Today I feel better, because I woke thinking everything that disappears from the planet
might reappear somewhere else. The thought was grand at first. I imagined the dodo,
silly and lost forever, still alive in some other dimension. Inevitably, though,
the thought became smaller. I tried to save it by imagining the dodo’s core
ingredients recycled and assimilated into otherness: absorbed by predators or
scavengers, turned into dirt. I began to care less about form. If my body broken into atoms
still exists, then the loss of my body is not a true loss,
for I was only briefly human.
Yesterday, when I woke, I felt not so good, because I realized that every day the possibility
of my sleeping with two women at the same time diminishes.
A sad thought
first thing in the morning. It only proves how ridiculous thinking can be:

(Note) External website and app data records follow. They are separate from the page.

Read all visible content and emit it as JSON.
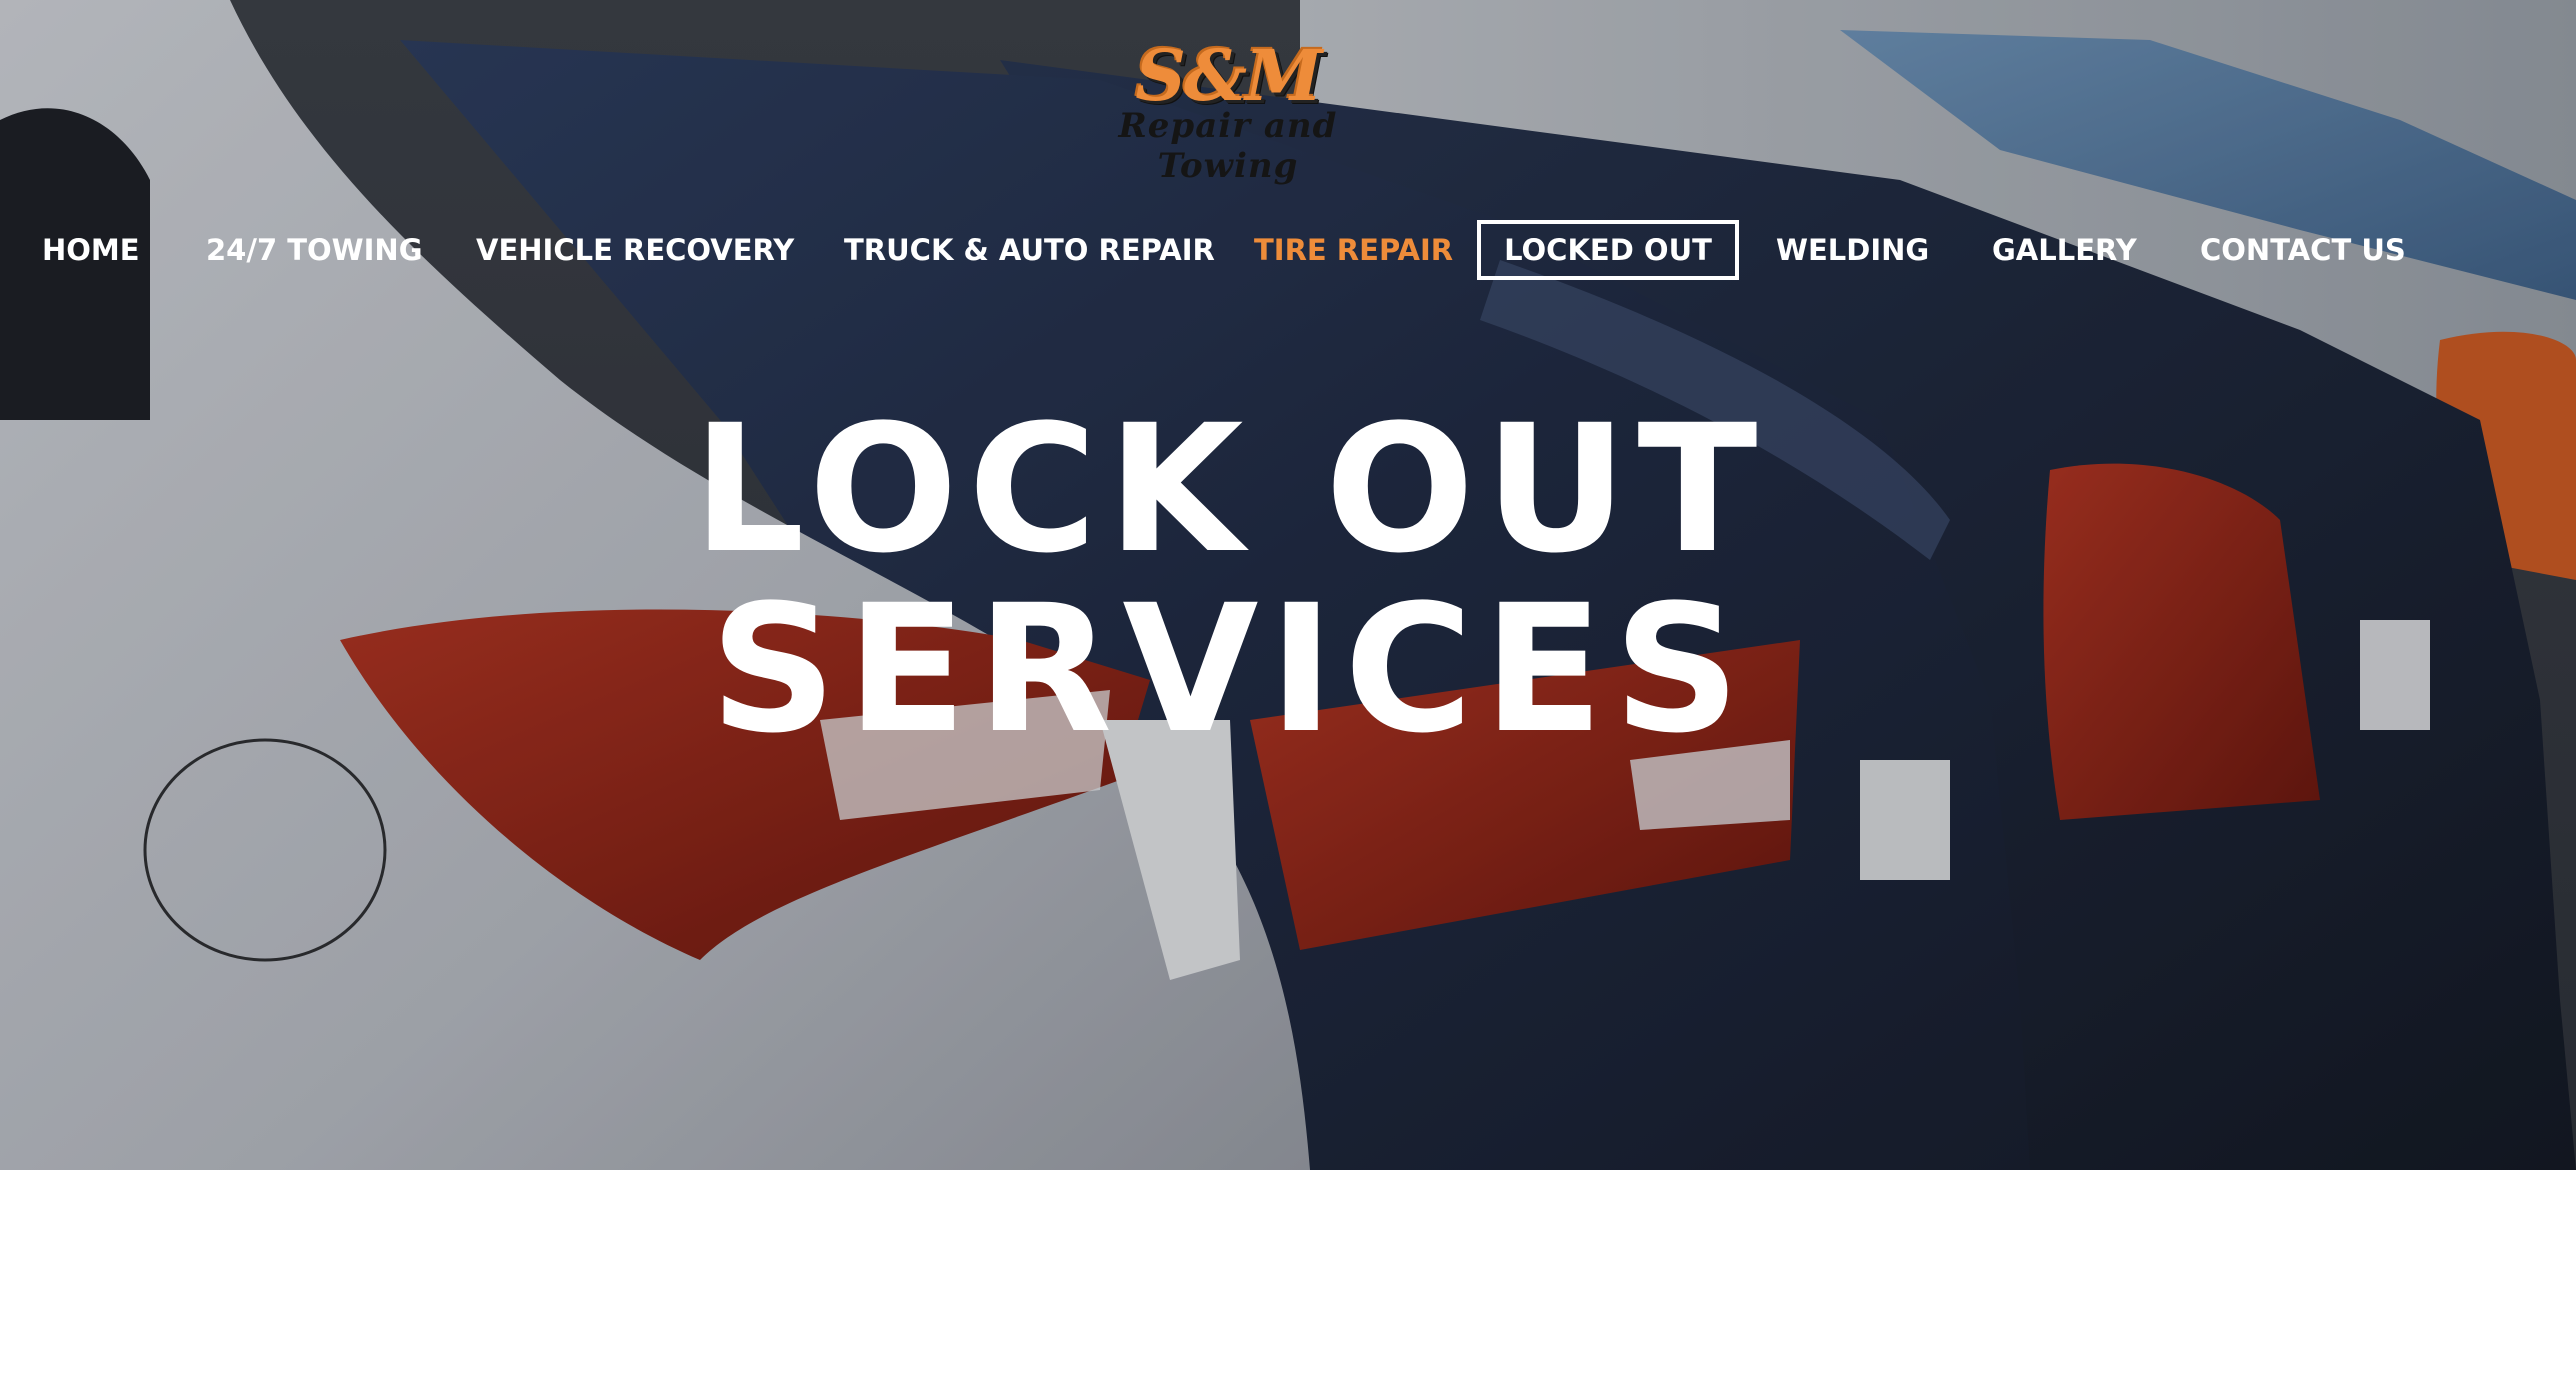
{
  "logo": {
    "mark": "S&M",
    "subtitle": "Repair and Towing"
  },
  "nav": {
    "items": [
      {
        "label": "HOME"
      },
      {
        "label": "24/7 TOWING"
      },
      {
        "label": "VEHICLE RECOVERY"
      },
      {
        "label": "TRUCK & AUTO REPAIR"
      },
      {
        "label": "TIRE REPAIR"
      },
      {
        "label": "LOCKED OUT"
      },
      {
        "label": "WELDING"
      },
      {
        "label": "GALLERY"
      },
      {
        "label": "CONTACT US"
      }
    ],
    "active_label": "LOCKED OUT",
    "hovered_label": "TIRE REPAIR"
  },
  "hero": {
    "title_line1": "LOCK OUT",
    "title_line2": "SERVICES"
  },
  "colors": {
    "accent": "#ee8c3a",
    "nav_text": "#ffffff",
    "page_background": "#ffffff"
  }
}
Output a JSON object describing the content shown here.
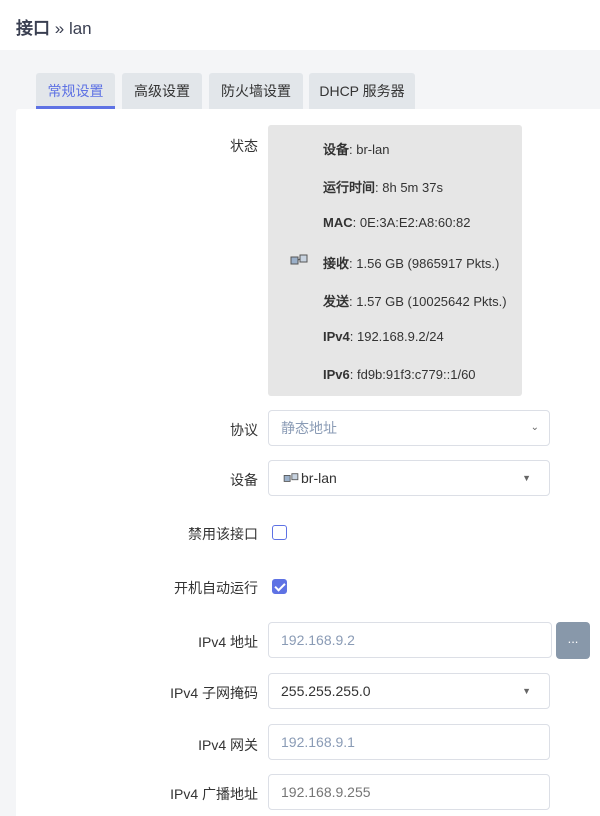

the wrong thought can waylay all other plans and send one into a daylong daydream
about Porno World, where the best career you can have is plumber or pizza-delivery guy.
And now I am sad once again because it is unpleasant to realize that both thoughts carry
equal weight in my mind: a world where nothing dies because everything still exists,
and a world where beautiful women call you up to fix their television but decide
they’d like to fuck you instead. I thought of their mouths on my body, and also I
thought of the dodo being not extinct but opening
a fragment of sky low to the horizon — even the air at our feet is sky —
and stepping through into dodo heaven, becoming the dodosattva, but still
essentially a large, flightless bird, easy to catch, pleasant of taste.
Now it occurs to me that even if the dodos came back, I wouldn’t be happy for long.
And even if two bisexual roommate stewardesses suddenly ravished me midflight,
eventually I would want more than that — more mouths, more women —
and even smothered under the weight of their passion somehow I would want more flesh, less air.
Nothing ever goes away enough or arrives enough,
and I want to cry when I think of my heart,
muscle pounding in muscle, greedy always for joy.